American families desperately need both of them. The Centers for Disease Control and Prevention reports that almost 21 percent of adolescents, and more than 17 percent of kids ages 6 to 11, are considered obese. The number has continued to rise, despite the health problems that being overweight can cause.
While many fast foods seem to fit in our busy schedule, they may be setting us up for chronic diseases later on. Diet-related diseases, such as coronary artery disease, often start in early childhood.
It’s important for families to make health a priority through healthy eating and being physically active. Parents hold the key to making this happen, by being role models and providing a culture of wellness in the home.
One major problem plaguing kids is the amount of sugar added to their diets. Consuming too much can lead to weight gain, obesity, Type 2 diabetes and heart disease.
The CDC estimates that children and teens, between the ages of 2 and 19, consume up to 16 percent of daily calories from sugars and syrups that have been added to foods and beverages during preparation.
In addition to cutting back on the added sugar, there are other ways that parents can help create healthy family habits.
COOK AT HOME
Food prepared at restaurants is often loaded with added sugars, fats and sodium. Parents can help teach healthy habits by getting kids in the kitchen to help prepare the meals.
There’s a meal maker machine on doctoryum.org, which families can use to fix healthy recipes with ingredients they already have on hand.
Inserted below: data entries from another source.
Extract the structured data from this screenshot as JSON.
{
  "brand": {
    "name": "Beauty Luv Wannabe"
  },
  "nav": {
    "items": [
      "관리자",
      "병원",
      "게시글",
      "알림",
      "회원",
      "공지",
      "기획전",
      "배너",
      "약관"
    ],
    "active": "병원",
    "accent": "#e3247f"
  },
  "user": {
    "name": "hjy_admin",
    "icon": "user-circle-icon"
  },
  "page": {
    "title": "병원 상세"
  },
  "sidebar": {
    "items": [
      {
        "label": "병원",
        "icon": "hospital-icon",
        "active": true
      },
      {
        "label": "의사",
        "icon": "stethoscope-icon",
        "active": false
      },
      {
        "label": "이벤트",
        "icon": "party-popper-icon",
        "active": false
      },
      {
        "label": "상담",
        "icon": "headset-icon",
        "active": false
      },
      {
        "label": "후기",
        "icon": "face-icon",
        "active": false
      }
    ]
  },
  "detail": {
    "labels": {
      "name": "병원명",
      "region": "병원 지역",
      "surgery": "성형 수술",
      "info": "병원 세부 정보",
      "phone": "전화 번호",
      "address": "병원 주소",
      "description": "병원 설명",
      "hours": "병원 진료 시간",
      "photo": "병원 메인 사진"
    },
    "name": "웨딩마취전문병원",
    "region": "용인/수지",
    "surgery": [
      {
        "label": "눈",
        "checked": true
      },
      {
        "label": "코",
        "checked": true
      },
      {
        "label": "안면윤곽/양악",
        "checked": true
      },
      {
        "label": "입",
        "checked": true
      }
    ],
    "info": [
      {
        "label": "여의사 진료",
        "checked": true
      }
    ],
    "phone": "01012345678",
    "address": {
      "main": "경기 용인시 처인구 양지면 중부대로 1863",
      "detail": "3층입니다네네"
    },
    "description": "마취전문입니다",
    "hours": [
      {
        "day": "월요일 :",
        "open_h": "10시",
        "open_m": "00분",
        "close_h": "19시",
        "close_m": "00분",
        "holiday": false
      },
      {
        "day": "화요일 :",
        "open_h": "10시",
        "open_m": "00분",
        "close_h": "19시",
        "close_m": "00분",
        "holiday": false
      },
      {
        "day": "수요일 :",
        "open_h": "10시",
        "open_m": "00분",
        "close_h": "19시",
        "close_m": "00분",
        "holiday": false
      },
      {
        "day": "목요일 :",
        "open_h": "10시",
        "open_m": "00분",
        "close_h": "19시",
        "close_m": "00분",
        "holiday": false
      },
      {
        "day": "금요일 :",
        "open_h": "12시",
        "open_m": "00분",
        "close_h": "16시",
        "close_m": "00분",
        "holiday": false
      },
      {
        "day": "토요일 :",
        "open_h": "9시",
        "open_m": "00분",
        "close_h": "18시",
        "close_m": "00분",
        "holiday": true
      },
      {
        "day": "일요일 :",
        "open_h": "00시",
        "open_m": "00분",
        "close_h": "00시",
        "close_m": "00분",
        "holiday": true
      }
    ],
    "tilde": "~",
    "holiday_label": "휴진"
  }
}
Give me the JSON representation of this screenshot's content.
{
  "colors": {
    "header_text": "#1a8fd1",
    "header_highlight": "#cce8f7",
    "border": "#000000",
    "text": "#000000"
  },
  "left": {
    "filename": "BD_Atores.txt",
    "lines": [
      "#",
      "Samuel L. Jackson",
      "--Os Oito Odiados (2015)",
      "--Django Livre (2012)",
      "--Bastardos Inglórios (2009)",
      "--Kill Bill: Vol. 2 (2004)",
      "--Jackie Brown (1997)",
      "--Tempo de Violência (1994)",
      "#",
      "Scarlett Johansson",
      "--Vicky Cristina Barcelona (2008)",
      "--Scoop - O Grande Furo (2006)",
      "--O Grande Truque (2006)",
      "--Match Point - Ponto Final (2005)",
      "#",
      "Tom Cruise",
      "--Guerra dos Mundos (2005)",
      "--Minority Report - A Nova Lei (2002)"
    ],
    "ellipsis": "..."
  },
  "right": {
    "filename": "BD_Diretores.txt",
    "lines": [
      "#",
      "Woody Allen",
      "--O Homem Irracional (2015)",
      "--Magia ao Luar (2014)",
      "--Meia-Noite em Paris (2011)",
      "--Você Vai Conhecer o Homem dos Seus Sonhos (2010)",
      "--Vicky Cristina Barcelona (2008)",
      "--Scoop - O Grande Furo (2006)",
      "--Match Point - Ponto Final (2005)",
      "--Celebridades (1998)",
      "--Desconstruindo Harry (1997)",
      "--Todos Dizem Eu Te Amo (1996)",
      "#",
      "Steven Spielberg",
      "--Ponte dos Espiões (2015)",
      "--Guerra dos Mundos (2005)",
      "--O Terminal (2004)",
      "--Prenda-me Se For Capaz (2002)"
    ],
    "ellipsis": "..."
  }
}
OFFER A VARIETY
By offering a variety of foods, kids taste many things, get the benefits of different nutrients and parents will help keep things interesting.
Take kids to the farmers market or produce department and let them pick out one thing they’d like to try. Multiple exposure to a new food can help kids—and adults—enjoy a food they may not like at first.
MAKE IT AVAILABLE
Load up the family on fruits, vegetables, whole grains and healthy sources of protein. Keeping a bowl filled with fresh fruit or a tray of veggies on the counter is a great way to encourage kids to snack better, rather than seeking cookies and other unhealthy treats.
SERVE UP WATER
One cup of fruit juice, soda and sweetened tea often contains all the sugar kids should get in a day. Encourage them to drink water, especially between meals.
Show them the basics of how to read nutrition labels, so they can see for themselves how much sugar is in an item.
Teach kids at a young age about the importance of eating a healthy diet and being active.
Families can make an effort to be fit and physically active together. Plan walks, bike rides, hikes, sports games and other activities to get moving.
When families focus on getting healthy together, it becomes fun and everyone benefits, said Heidi DiEugenio, a director at the Doctor Yum Project.
“We often see kids going home and teaching parents to enjoy good food,” DiEugenio said. “It’s about staying positive and taking that first step.”
ABOUT THE PROJECT
Dr. Nimali Fernando and Heidi DiEugenio are two of the original founders of The Doctor Yum Project, an organization with the mission of transforming the lives of families and communities by providing an understanding of the connection between food and overall health. The project offers free online tools to help families make healthier meals, healthy cooking classes, child nutrition classes, cooking camps for kids, hands-on cooking instruction for families, first foods classes and a teaching garden.
They also offer a preschool nutrition curriculum, with 40 classrooms and almost 600 participating preschoolers.
otherwise known as Dr. Yum, is a board-certified pediatrician in Fredericksburg. More information is available at her website,